LOS ANGELES–Asbarez caught up with Viza band member and Oud player Antranig Kzirian to talk about the second annual Silence the Lies! Rock the Truth! concert set for April 24. Organized by a coalition of community organizations and artists, this social justice concert will be dedicated to raising awareness of the Armenian Genocide through music and activism. The groundbreaking concert will be held at the El Rey Theatre in the heart of Los Angeles on Saturday, April 24, 2010. We present the interview below:
Asbarez: Can you tell us about this upcoming concert?
Antranig Kzirian: The event is named “Silence the Lies! Rock the Truth” and it is the second annual concert put on together by community organizations like the ANC, AYF, UCLA AGA Sorority and AGBU along with musicians that are of course artists – but activists as well.
We wanted to help organize this event because we feel that this type of social justice concert helps to raise even more awareness of human rights issues that are important to Armenians, and also people from all backgrounds.
A: Where and When is the show?
A.K.: It’s on Saturday, April 24 at the El Rey in Los Angeles at 8 pm. The website www.silencethelies.com has lots of good information on the history of the Armenian Genocide, how individuals can contribute to the cause in general and other details.
A: What’s your take on how a concert can complement more conventional means of advocacy and education?
A.K.: For me this is very relevant as I am a human rights activist and also a passionate musician. The confluence of the two is apparent in the message of this show and is the objective of the concert – to bring the two together in a show of unity and understanding on something that has deeply affected all of us.
Nonetheless, reaching out to the younger generation can be a challenging endeavor at times – there are so many issues that are important to us both in our community and just simply as human beings.
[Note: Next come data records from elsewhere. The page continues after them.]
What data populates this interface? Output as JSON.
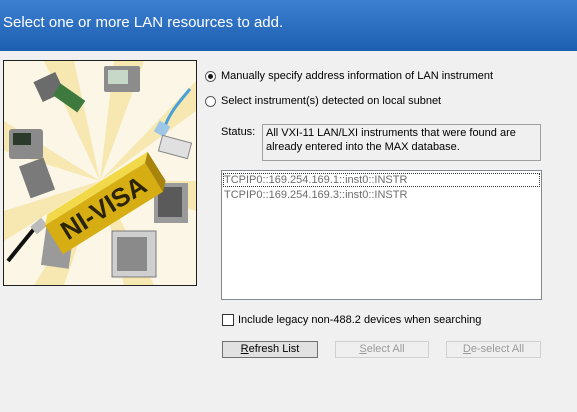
{
  "header": {
    "title": "Select one or more LAN resources to add."
  },
  "graphic": {
    "brand_text": "NI-VISA",
    "brand_color": "#e8c21a"
  },
  "options": {
    "manual_label": "Manually specify address information of LAN instrument",
    "manual_selected": true,
    "detect_label": "Select instrument(s) detected on local subnet",
    "detect_selected": false
  },
  "status": {
    "label": "Status:",
    "message": "All VXI-11 LAN/LXI instruments that were found are already entered into the MAX database."
  },
  "resources": [
    "TCPIP0::169.254.169.1::inst0::INSTR",
    "TCPIP0::169.254.169.3::inst0::INSTR"
  ],
  "legacy": {
    "label": "Include legacy non-488.2 devices when searching",
    "checked": false
  },
  "buttons": {
    "refresh_first": "R",
    "refresh_rest": "efresh List",
    "select_all_first": "S",
    "select_all_rest": "elect All",
    "deselect_first": "D",
    "deselect_rest": "e-select All"
  }
}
Because of that, it is essential that our youth – basically the leaders of tomorrow – develop an understanding for the weight of issues like the Armenian Genocide and similar political and human rights issues.
If anything – all of this is unfortunately quite relevant to our everyday lives because as Armenians our ancestors were either victims or survivors – and more currently because of genocide that is happening today in Darfur that is not acted upon by governments in any meaningful way. That’s why it’s so important to do something and take part in whatever way each of us can.
A: Can you elaborate on the significance of how organizations are working hand in hand with your band and the other artists performing?
A.K.: This reminds me of the feature the Los Angeles Times did last year on the first “Silence the Lies, Rock the Truth!” concert covering all the tremendous work of our community organizations and the uniqueness of the concert in helping generate awareness – especially with youth.
Serving as ANC-WR Executive Director a few years ago, I was able to work with various other organizations and benevolent projects which was a very rewarding experience. I also perform on the oud and am pretty active in music and have been for most of my life. I think having experienced both the government/advocacy side and supplementing that with my creative pursuits – I have a little bit of a different perspective on how to approach this issue.
To me, because politics and education sometimes tend to be grounded in statements and policies – which of course have their place in how things work in the real world – we wanted to also offer our action in a practical way.
The only way to advance any cause is through building will and support. That is how you become relevant and the key to making a difference. Impact is a critical concept. For generations our ancestors remained quiet regarding the genocide – a mix of reluctance, anxiety, fear and psychological taboo. Over time we have been deconstructing that taboo one piece at a time and we are become empowered – I believe that our youth must take ownership of important human rights issues like the Armenian Genocide. Our people lived through it – it is our responsibility to educate the world and stand up for what’s right.
A: I understand the concert is helping two orphanages – could you talk about these projects?
A.K.: The ARS has a very important initiative called “The Armenia-Artsakh Orphan Project” – also “The Bird’s Nest Orphanage” which is in Lebanon – both are receiving financial assistance from the proceeds of the show. These orphanages provide vital assistance and services to Armenian orphans that have nowhere to go and are living in pretty difficult times in their lives. Interestingly enough the second orphanage was founded by the great grandmother of one of our ANC-WR interns from a couple of years ago – Shant Karnikian. That shows the interconnectivity of the Armenian community. We really look forward to raising much needed funds for these important projects. It is a tradition that should be maintained by all artists in the future.
A: How much are tickets and where can our readers buy them?
A.K.: Tickets are $20 and can be purchased from the Silence the Lies website.